But the new material is not a product of high technology or a metallic substance. It is wood.
Researchers Liangbing Hu and Teng Li are with the University of Maryland in the United States.
By using a few chemicals, heat and pressure, they have made wood three times denser and 10 times stronger. Hu says that means it can compete with some of the world's strongest materials.
"We're interested in replacing steel and carbon fibers with strong wood structures," he said.
Strong, but not costly
The process does not require any special raw, unprocessed material. Hu said that means the cost of the product will be relatively low. He added, "We can start with very cheap wood, and we can also start with very fancy, expensive wood. But in the end, ultimately we get very similar performance."
The researchers are calling their product "super wood." It is made by partially removing a natural polymer called lignin.
Hu explained that "lignin is like a binder to hold all the components together in natural wood. In our process, we found out to be able to densify the wood completely, we have to remove some of these binders."
Strong chemicals are put on the wood. The chemicals remove about half of its lignin. Then, after being left in extreme heat and pressurized for a day, the treated wood is ready. The researchers say the wood is strong enough to build automobiles, airplanes, wind turbines and more. A report on their findings was published in the journal Nature.
The researchers say super-strength wood would have less of an effect on the environment than the steel or other metals it could replace. However, their process is not pollution-free. It uses some of the same chemicals involved in making paper.
Researcher Teng Li says he and Hu are finding many new ways to use wood, including creating batteries and see-through wood and paper.
"Wood has been existing on Earth more than a million years. And human beings have been using wood for furniture, construction for more than 10 thousand years. And the more we worked on this material, we realized, we have never fully exhausted the potential of this amazing material."
Other scientists are finding new uses for wood as well.

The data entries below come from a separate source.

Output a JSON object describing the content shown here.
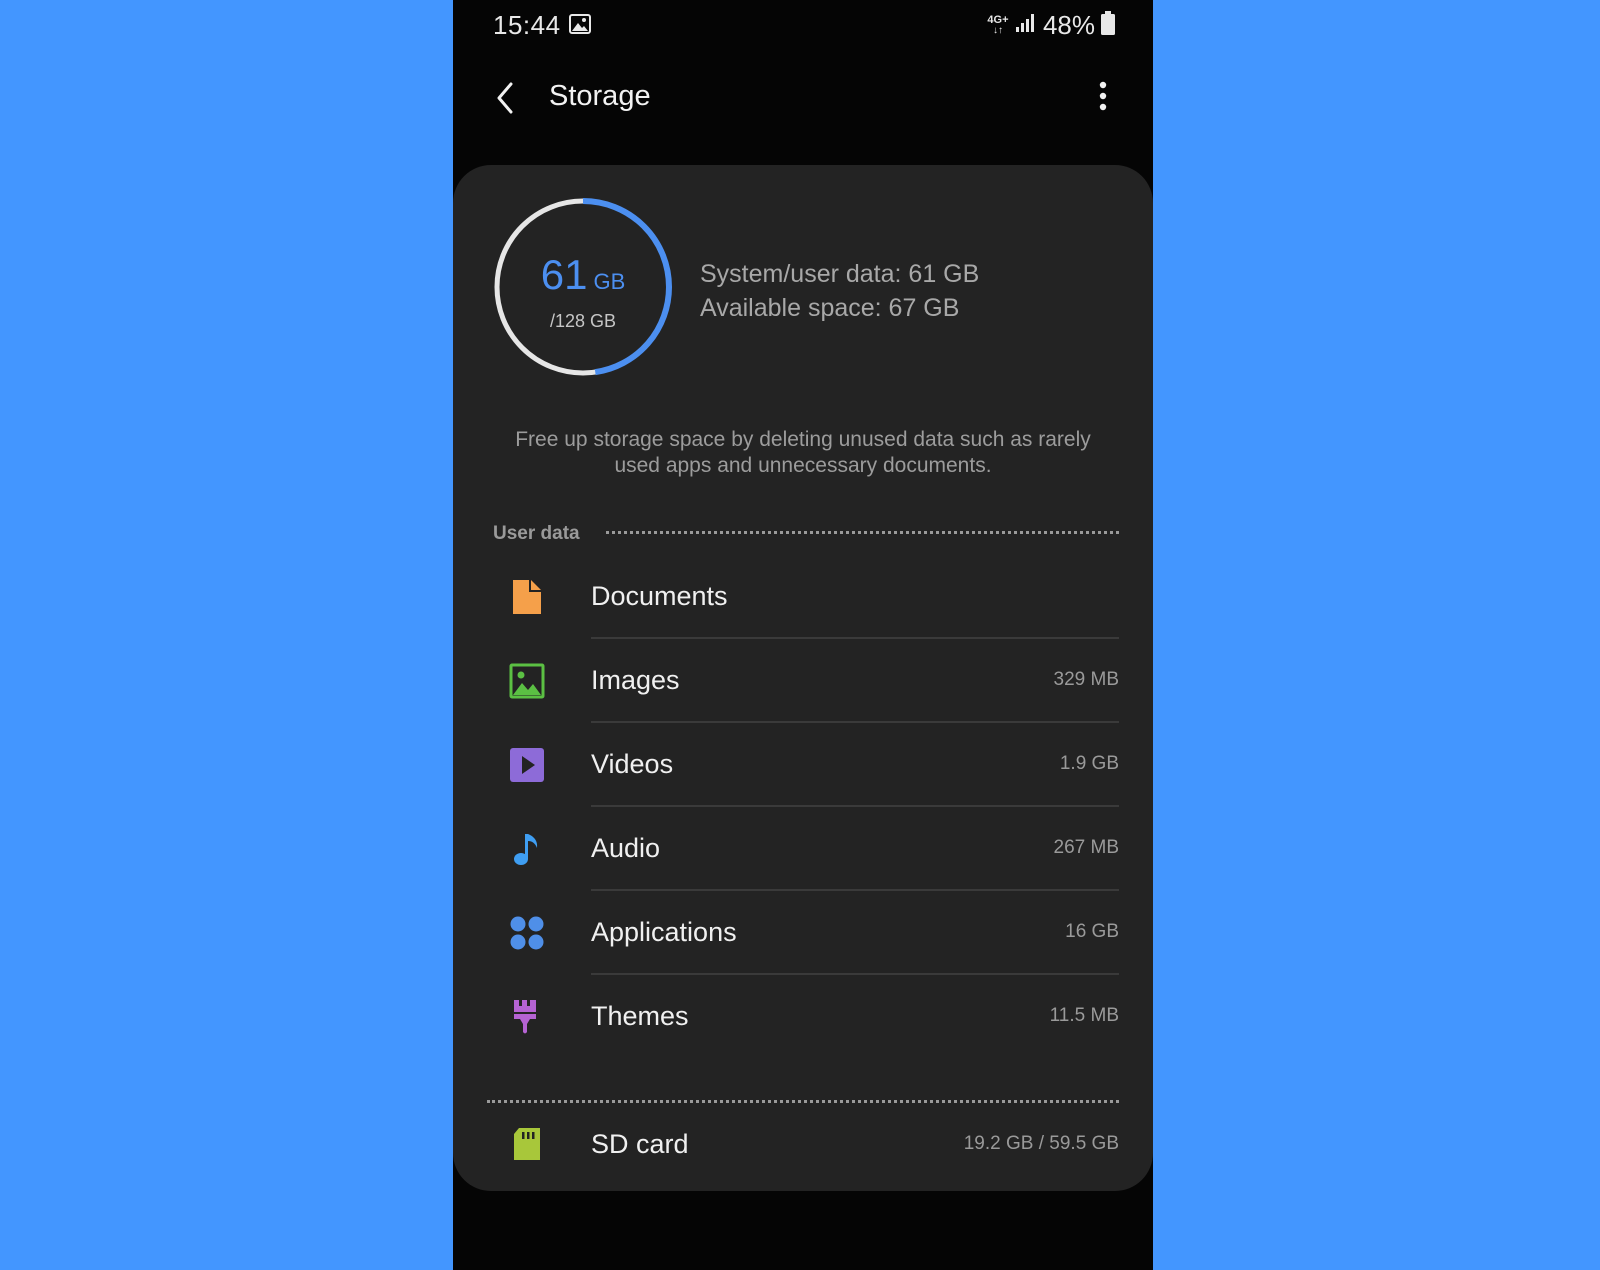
{
  "status_bar": {
    "time": "15:44",
    "network": "4G+",
    "battery": "48%"
  },
  "app_bar": {
    "title": "Storage"
  },
  "storage": {
    "used_value": "61",
    "used_unit": "GB",
    "total": "/128 GB",
    "used_fraction": 0.477,
    "system_user_data": "System/user data: 61 GB",
    "available_space": "Available space: 67 GB",
    "hint": "Free up storage space by deleting unused data such as rarely used apps and unnecessary documents."
  },
  "user_data": {
    "title": "User data",
    "items": [
      {
        "label": "Documents",
        "size": "",
        "icon": "document-icon",
        "color": "#f5a04a"
      },
      {
        "label": "Images",
        "size": "329 MB",
        "icon": "image-icon",
        "color": "#5bc043"
      },
      {
        "label": "Videos",
        "size": "1.9 GB",
        "icon": "video-icon",
        "color": "#8d6bd8"
      },
      {
        "label": "Audio",
        "size": "267 MB",
        "icon": "music-note-icon",
        "color": "#3f9ef2"
      },
      {
        "label": "Applications",
        "size": "16 GB",
        "icon": "apps-icon",
        "color": "#4f8fe8"
      },
      {
        "label": "Themes",
        "size": "11.5 MB",
        "icon": "brush-icon",
        "color": "#b563d3"
      }
    ]
  },
  "sd_card": {
    "label": "SD card",
    "size": "19.2 GB / 59.5 GB",
    "icon": "sd-card-icon",
    "color": "#a8c73a"
  },
  "colors": {
    "accent": "#4c8ff0",
    "ring_track": "#e6e6e6",
    "background": "#4396ff",
    "card": "#232323"
  }
}
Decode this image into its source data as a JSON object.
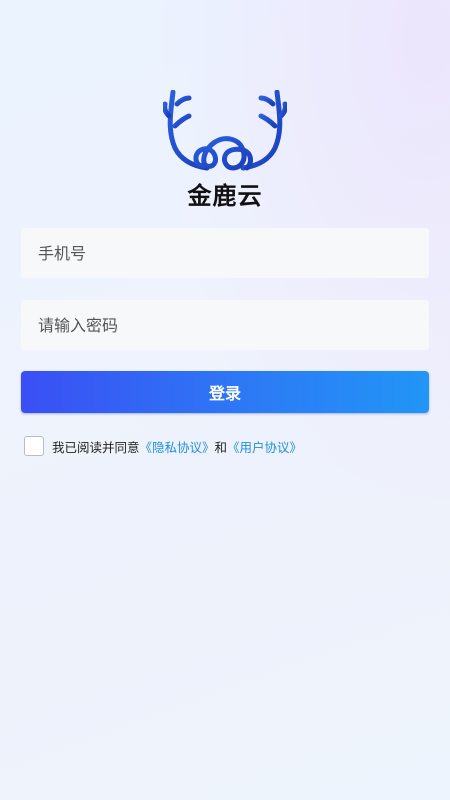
{
  "app": {
    "name": "金鹿云"
  },
  "form": {
    "phone_placeholder": "手机号",
    "password_placeholder": "请输入密码",
    "login_label": "登录"
  },
  "agreement": {
    "prefix": "我已阅读并同意",
    "privacy_link": "《隐私协议》",
    "conjunction": "和",
    "user_link": "《用户协议》",
    "checked": false
  },
  "colors": {
    "brand_blue": "#1f4fd0",
    "button_start": "#3a4ff4",
    "button_end": "#2196f6",
    "link": "#1e8fe0"
  },
  "icons": {
    "logo": "deer-antler-cloud-logo-icon"
  }
}
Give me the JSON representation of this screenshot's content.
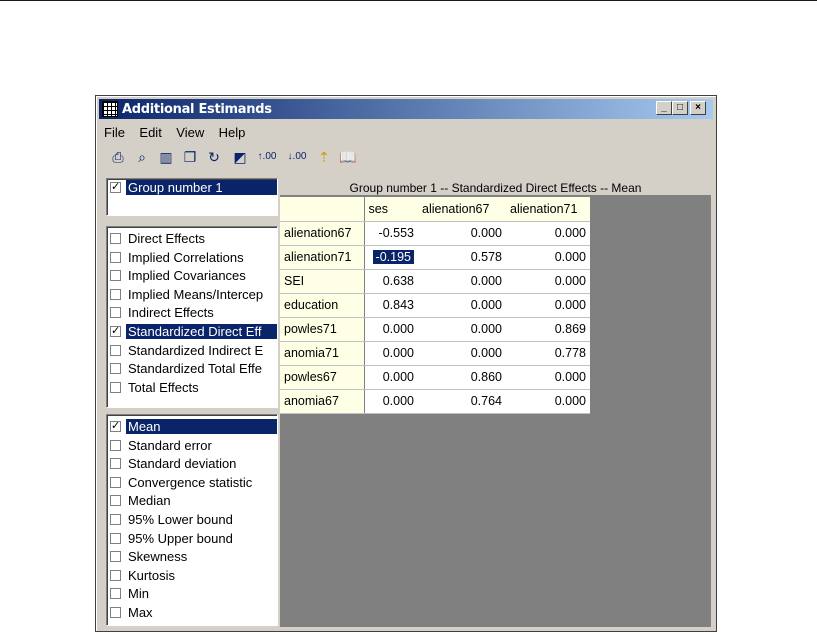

Researchers in Sweden have reported making wood-based super-strong fibers for clothing and other materials.
I'm Jonathan Evans.